Could you write out all the records once more, exactly?

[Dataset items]
╔══

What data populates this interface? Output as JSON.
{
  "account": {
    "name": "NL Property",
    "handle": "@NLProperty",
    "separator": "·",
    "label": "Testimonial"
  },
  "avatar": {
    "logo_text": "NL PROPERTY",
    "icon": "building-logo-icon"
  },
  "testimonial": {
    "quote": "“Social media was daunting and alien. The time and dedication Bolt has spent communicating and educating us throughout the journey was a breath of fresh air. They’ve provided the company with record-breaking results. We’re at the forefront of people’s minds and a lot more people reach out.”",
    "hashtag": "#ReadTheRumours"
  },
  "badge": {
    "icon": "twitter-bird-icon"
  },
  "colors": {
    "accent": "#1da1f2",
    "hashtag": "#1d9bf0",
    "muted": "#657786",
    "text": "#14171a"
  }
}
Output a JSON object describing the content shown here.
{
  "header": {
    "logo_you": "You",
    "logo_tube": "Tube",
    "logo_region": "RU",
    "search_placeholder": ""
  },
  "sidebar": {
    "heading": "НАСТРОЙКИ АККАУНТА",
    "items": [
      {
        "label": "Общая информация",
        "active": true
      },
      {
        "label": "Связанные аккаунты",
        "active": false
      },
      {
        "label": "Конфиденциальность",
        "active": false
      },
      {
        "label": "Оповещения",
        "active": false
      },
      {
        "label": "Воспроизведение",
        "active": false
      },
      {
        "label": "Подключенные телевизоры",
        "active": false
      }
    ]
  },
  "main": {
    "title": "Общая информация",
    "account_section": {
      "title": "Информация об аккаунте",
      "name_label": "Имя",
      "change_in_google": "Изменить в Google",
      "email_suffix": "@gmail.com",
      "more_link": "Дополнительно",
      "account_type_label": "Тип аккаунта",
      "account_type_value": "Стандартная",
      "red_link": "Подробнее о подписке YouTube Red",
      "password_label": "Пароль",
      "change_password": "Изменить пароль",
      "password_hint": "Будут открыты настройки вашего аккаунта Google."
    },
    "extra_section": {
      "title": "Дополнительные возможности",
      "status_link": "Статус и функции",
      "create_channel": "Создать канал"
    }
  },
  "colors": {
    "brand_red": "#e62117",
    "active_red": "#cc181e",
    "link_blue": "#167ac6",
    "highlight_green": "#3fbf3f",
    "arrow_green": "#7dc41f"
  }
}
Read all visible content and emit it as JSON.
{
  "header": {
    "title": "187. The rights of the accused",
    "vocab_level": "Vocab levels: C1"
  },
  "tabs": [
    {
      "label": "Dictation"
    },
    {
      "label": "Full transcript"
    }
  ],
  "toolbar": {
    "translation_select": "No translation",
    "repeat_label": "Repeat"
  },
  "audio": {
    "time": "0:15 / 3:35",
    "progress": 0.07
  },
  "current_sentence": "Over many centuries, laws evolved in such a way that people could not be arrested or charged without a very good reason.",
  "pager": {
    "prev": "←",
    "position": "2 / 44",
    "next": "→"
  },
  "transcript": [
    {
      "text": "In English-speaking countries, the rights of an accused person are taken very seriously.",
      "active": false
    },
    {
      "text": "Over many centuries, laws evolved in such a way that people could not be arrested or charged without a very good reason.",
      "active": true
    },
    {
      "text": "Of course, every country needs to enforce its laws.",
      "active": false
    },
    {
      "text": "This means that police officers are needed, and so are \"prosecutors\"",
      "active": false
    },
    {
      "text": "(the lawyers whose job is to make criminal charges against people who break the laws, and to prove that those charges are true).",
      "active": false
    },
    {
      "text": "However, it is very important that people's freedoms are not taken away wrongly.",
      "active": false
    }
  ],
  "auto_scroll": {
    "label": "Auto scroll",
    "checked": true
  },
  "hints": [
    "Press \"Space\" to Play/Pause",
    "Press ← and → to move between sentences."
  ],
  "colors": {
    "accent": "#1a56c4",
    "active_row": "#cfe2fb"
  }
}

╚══

- **SOLUTION FOR THIS EXERCISE**:
What data populates this interface? Output as JSON.
{
  "account": {
    "name": "NL Property",
    "handle": "@NLProperty",
    "separator": "·",
    "label": "Testimonial"
  },
  "avatar": {
    "logo_text": "NL PROPERTY",
    "icon": "building-logo-icon"
  },
  "testimonial": {
    "quote": "“Social media was daunting and alien. The time and dedication Bolt has spent communicating and educating us throughout the journey was a breath of fresh air. They’ve provided the company with record-breaking results. We’re at the forefront of people’s minds and a lot more people reach out.”",
    "hashtag": "#ReadTheRumours"
  },
  "badge": {
    "icon": "twitter-bird-icon"
  },
  "colors": {
    "accent": "#1da1f2",
    "hashtag": "#1d9bf0",
    "muted": "#657786",
    "text": "#14171a"
  }
}
Output a JSON object describing the content shown here.
{
  "header": {
    "logo_you": "You",
    "logo_tube": "Tube",
    "logo_region": "RU",
    "search_placeholder": ""
  },
  "sidebar": {
    "heading": "НАСТРОЙКИ АККАУНТА",
    "items": [
      {
        "label": "Общая информация",
        "active": true
      },
      {
        "label": "Связанные аккаунты",
        "active": false
      },
      {
        "label": "Конфиденциальность",
        "active": false
      },
      {
        "label": "Оповещения",
        "active": false
      },
      {
        "label": "Воспроизведение",
        "active": false
      },
      {
        "label": "Подключенные телевизоры",
        "active": false
      }
    ]
  },
  "main": {
    "title": "Общая информация",
    "account_section": {
      "title": "Информация об аккаунте",
      "name_label": "Имя",
      "change_in_google": "Изменить в Google",
      "email_suffix": "@gmail.com",
      "more_link": "Дополнительно",
      "account_type_label": "Тип аккаунта",
      "account_type_value": "Стандартная",
      "red_link": "Подробнее о подписке YouTube Red",
      "password_label": "Пароль",
      "change_password": "Изменить пароль",
      "password_hint": "Будут открыты настройки вашего аккаунта Google."
    },
    "extra_section": {
      "title": "Дополнительные возможности",
      "status_link": "Статус и функции",
      "create_channel": "Создать канал"
    }
  },
  "colors": {
    "brand_red": "#e62117",
    "active_red": "#cc181e",
    "link_blue": "#167ac6",
    "highlight_green": "#3fbf3f",
    "arrow_green": "#7dc41f"
  }
}
Read all visible content and emit it as JSON.
{
  "header": {
    "title": "187. The rights of the accused",
    "vocab_level": "Vocab levels: C1"
  },
  "tabs": [
    {
      "label": "Dictation"
    },
    {
      "label": "Full transcript"
    }
  ],
  "toolbar": {
    "translation_select": "No translation",
    "repeat_label": "Repeat"
  },
  "audio": {
    "time": "0:15 / 3:35",
    "progress": 0.07
  },
  "current_sentence": "Over many centuries, laws evolved in such a way that people could not be arrested or charged without a very good reason.",
  "pager": {
    "prev": "←",
    "position": "2 / 44",
    "next": "→"
  },
  "transcript": [
    {
      "text": "In English-speaking countries, the rights of an accused person are taken very seriously.",
      "active": false
    },
    {
      "text": "Over many centuries, laws evolved in such a way that people could not be arrested or charged without a very good reason.",
      "active": true
    },
    {
      "text": "Of course, every country needs to enforce its laws.",
      "active": false
    },
    {
      "text": "This means that police officers are needed, and so are \"prosecutors\"",
      "active": false
    },
    {
      "text": "(the lawyers whose job is to make criminal charges against people who break the laws, and to prove that those charges are true).",
      "active": false
    },
    {
      "text": "However, it is very important that people's freedoms are not taken away wrongly.",
      "active": false
    }
  ],
  "auto_scroll": {
    "label": "Auto scroll",
    "checked": true
  },
  "hints": [
    "Press \"Space\" to Play/Pause",
    "Press ← and → to move between sentences."
  ],
  "colors": {
    "accent": "#1a56c4",
    "active_row": "#cfe2fb"
  }
}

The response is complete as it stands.